“The great argument in favour of having a Scottish Defence Force is two-fold — one, you wouldn’t have to have the biggest concentration of nuclear weapons in Western Europe situated in Scotland, which many people support the removal (of), and secondly, of course, we’d have the right to decide whether or not to participate in international engagements.”

However the proposal was attacked by the Tory Defence Secretary who suggested that his government would not allow British Army assets to be divided between Scotland and the rest of the UK.

Mr Hammond claimed that an independent either took all of its current defence components, including Trident, or it took none.

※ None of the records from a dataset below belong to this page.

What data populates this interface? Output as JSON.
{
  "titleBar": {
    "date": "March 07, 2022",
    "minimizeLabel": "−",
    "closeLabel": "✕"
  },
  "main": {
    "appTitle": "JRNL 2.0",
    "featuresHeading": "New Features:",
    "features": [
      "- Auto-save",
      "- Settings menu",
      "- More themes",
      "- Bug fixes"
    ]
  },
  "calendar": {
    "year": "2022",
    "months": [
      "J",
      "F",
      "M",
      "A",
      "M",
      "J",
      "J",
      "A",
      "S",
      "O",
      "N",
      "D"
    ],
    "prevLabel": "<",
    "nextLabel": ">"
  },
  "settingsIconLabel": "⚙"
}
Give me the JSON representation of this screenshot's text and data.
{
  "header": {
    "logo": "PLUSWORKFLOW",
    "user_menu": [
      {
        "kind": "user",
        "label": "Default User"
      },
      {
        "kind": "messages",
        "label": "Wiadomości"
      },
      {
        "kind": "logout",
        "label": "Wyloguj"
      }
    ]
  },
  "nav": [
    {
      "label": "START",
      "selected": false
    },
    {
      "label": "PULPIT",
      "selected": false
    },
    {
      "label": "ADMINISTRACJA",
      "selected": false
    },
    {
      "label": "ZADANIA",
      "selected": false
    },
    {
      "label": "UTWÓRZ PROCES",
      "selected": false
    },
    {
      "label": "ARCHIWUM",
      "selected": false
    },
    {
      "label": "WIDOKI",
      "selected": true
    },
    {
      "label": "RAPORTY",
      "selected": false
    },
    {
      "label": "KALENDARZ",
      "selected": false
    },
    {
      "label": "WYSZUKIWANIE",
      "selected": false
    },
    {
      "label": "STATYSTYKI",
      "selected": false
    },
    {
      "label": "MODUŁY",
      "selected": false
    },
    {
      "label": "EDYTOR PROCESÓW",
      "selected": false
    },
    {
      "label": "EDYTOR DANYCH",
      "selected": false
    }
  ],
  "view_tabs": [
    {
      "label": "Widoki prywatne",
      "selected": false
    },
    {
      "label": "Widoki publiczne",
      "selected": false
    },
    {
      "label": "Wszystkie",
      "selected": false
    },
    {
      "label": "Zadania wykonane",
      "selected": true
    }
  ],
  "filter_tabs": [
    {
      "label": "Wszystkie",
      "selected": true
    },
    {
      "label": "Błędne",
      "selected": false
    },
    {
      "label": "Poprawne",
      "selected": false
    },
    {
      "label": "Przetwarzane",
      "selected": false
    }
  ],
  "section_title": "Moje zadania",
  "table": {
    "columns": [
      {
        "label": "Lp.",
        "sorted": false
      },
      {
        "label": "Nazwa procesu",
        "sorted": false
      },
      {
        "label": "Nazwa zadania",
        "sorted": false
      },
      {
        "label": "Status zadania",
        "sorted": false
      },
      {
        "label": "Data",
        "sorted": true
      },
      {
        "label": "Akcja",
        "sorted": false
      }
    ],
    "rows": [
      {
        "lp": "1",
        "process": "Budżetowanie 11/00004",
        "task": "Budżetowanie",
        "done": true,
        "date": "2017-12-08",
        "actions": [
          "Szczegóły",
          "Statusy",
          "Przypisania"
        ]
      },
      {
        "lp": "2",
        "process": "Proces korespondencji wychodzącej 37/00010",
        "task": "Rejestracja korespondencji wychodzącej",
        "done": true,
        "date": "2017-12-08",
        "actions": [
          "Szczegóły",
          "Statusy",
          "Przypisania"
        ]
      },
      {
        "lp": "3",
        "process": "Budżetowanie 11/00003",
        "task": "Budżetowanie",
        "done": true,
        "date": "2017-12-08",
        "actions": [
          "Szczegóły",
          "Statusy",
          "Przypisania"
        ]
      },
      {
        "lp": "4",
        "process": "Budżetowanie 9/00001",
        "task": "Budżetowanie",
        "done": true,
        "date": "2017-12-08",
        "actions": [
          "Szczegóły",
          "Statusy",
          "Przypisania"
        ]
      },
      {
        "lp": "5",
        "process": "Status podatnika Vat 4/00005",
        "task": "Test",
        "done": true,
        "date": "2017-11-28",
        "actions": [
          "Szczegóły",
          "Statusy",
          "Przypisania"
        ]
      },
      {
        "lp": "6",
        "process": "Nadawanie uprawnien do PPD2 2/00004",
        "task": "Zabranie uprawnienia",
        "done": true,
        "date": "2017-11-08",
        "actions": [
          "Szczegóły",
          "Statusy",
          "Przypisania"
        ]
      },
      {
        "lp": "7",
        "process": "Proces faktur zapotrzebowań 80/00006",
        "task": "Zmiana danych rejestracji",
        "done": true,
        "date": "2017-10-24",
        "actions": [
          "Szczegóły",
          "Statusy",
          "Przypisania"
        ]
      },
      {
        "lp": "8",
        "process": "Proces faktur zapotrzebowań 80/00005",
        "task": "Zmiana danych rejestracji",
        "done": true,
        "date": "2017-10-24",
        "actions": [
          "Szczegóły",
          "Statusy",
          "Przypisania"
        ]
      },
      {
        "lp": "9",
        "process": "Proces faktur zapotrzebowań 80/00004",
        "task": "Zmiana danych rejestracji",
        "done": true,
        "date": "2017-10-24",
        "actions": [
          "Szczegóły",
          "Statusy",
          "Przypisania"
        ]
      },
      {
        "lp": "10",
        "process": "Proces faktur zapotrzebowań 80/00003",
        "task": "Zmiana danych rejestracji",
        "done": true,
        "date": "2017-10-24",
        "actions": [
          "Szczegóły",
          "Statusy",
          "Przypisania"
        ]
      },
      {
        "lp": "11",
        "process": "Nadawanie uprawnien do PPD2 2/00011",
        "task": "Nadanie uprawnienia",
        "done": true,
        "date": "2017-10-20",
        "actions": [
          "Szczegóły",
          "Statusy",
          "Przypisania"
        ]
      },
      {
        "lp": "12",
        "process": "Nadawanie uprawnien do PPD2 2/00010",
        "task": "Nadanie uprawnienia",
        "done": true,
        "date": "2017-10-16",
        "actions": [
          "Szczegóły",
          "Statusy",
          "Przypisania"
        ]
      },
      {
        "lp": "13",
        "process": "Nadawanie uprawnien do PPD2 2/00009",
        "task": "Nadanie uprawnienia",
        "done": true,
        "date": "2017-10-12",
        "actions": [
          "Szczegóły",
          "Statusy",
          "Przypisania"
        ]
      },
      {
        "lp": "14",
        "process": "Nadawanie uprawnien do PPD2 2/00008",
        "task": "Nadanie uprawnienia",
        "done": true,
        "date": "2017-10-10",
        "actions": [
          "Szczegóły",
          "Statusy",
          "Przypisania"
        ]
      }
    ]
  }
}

He told the BBC’s World At One programme: “The UK Armed Forces are a highly integrated and very sophisticated fighting force.

“The idea that you can sort of break off a little bit, like a square on a chocolate bar, and that would be the bit that went north of the border, is frankly laughable.

“You get them all or you get none of them. That is the simple logic with submarine bases.

The Tory Minister was backed by Labour’s Shadow Defence Secretary Jim Murphy who called Mr Salmond’s proposal a threat that would hit Scotland’s defence communities.

Mr Murphy said: After denouncing Tory defence policies, the SNP have suddenly announced it is the best they can threaten if Scotland was independent.

“This raises huge questions about separation.  Scotland knows that leaving the UK would be a huge blow to Scottish defence communities.”